While many firms claim to have frozen their headline rates in the past two years, they also expect to begin pushing them up in the next year. This is being driven by a combination of rising costs, with many firms lifting pay freezes, coupled with static fees and the demands of providing ’value-added’ perks such as free secondees.
As one senior magic circle partner puts it: “The problem is that clients are still demanding a lot of value-adds, but hourly rates remain the same. The banks have pushed particularly hard for that, but something will have to give. Rates will certainly have to go up with inflation and firms will have to start holding their ground.”
Another senior magic circle figure agrees that there has been “a certain amount of hardening in relation to rates - we’re looking to get closer to the headline figure”.
Those efforts are likely to be met with resistance from in-house counsel.
Orijit Das, general counsel at New York Stock Exchange-listed outsourcing company Genpact, claims that only a few firms have been bold enough to increase their rates because there has not been enough work for them.
“They’re not in a position to say, ’If you don’t like it you can go elsewhere’,” adds Das. “What they’re actually saying is, ’Throw me some work’. After the blood-letting seen at some firms, they couldn’t really turn around and say, ’By the way, our rates have gone up’.”
Another general counsel at a FTSE-listed company agrees. “If a firm starts charging me £750 an hour then there’s no way I’d pay that, even if it’s a long-term relationship,” he says. “I’d have no problems going elsewhere.”
Big clin neg fees in the firing line
By Katy Dowell
The most staggering figure within Jim Diamond’s 2010 hourly rates survey was highlighted earlier this year by Lord Justice Jackson’s review of civil litigation costs.
This revealed that some London-based clinical negligence lawyers earned as much as £900 an hour for advice.
Compare that with the hourly rate paid to junior doctors, who work up to 60 hours a week for less than £20 an hour.
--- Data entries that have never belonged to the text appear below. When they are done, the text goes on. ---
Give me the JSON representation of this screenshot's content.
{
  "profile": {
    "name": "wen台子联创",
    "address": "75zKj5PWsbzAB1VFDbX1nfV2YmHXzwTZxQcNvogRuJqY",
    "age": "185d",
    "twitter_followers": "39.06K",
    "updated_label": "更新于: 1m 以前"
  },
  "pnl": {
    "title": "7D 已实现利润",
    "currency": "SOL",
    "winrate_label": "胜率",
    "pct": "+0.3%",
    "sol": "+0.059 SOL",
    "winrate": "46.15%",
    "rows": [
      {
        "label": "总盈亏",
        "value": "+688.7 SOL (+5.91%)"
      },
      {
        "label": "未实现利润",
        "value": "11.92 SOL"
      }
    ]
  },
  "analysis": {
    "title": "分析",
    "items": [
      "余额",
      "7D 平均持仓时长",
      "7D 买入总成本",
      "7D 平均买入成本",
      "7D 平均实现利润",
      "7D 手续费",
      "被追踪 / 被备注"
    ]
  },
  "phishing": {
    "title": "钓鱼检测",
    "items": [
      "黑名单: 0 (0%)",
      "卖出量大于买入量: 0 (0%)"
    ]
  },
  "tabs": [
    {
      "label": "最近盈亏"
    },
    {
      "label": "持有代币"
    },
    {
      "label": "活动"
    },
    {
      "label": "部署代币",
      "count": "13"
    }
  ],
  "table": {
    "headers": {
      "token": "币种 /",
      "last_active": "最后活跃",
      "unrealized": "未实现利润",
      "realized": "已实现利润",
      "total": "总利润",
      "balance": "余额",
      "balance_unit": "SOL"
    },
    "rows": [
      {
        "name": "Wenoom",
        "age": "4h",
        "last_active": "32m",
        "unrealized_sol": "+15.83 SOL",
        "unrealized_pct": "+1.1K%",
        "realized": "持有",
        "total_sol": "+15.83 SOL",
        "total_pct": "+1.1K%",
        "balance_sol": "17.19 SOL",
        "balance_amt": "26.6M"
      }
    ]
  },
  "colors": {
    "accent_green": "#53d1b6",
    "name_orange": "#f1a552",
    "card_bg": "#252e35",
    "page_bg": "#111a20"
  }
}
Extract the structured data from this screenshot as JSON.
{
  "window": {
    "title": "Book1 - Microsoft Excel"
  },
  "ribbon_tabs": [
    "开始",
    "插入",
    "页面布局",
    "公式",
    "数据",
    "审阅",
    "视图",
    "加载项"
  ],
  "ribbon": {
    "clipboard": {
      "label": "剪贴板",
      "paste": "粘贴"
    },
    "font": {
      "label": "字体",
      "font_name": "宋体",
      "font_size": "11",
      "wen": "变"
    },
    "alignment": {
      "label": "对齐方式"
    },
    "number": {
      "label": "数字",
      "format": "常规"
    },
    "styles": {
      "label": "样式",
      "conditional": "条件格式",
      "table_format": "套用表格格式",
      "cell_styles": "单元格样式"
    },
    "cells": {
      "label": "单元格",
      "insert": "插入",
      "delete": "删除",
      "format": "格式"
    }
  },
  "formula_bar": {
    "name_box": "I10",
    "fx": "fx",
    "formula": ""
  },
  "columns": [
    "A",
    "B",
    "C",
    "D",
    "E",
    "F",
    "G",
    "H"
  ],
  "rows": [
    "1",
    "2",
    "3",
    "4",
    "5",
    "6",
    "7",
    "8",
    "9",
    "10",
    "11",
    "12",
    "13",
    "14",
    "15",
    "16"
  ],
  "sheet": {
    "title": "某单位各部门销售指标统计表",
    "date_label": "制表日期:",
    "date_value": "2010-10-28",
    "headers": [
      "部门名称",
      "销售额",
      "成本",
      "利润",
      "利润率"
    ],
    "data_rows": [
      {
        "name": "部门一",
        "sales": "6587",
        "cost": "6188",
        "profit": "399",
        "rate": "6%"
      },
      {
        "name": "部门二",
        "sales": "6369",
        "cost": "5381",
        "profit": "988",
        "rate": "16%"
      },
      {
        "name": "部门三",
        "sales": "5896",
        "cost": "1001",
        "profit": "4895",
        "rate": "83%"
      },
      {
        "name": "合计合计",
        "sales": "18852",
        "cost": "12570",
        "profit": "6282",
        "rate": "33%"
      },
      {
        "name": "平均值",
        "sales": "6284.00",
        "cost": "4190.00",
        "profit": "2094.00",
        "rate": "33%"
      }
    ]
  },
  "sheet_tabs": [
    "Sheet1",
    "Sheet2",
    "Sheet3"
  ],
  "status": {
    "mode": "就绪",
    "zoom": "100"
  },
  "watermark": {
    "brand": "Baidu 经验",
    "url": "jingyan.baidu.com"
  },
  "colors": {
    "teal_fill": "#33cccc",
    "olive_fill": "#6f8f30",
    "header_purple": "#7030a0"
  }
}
Claimant clinical negligence lawyers argue that the figure includes a success fee, which is only included when cases are won under the conditional fee arrangement regime.
Under proposals put forward by Jackson LJ, the recoverability of the success fee would be abolished and the hourly rate cut dramatically. But claimant lawyers warn this could have the unintended effect of blocking access to justice because lawyers would be more choosy about the cases they take on.
“We just wouldn’t be able to afford it,” one litigator claims. “The success fee pays for cases we lose.”
But Jackson LJ has rejected such a notion.
“No evidence has been produced during the costs review to demonstrate that success fees at the levels currently charged are necessary to cover the cost of ’lost’ cases,” he has stated.
The review is currently being considered by the Government and changes are likely to be made to the system Lord Woolf introduced in 1999 - but it will not happen without a fight.
The days of the £900 hourly fee look to be numbered.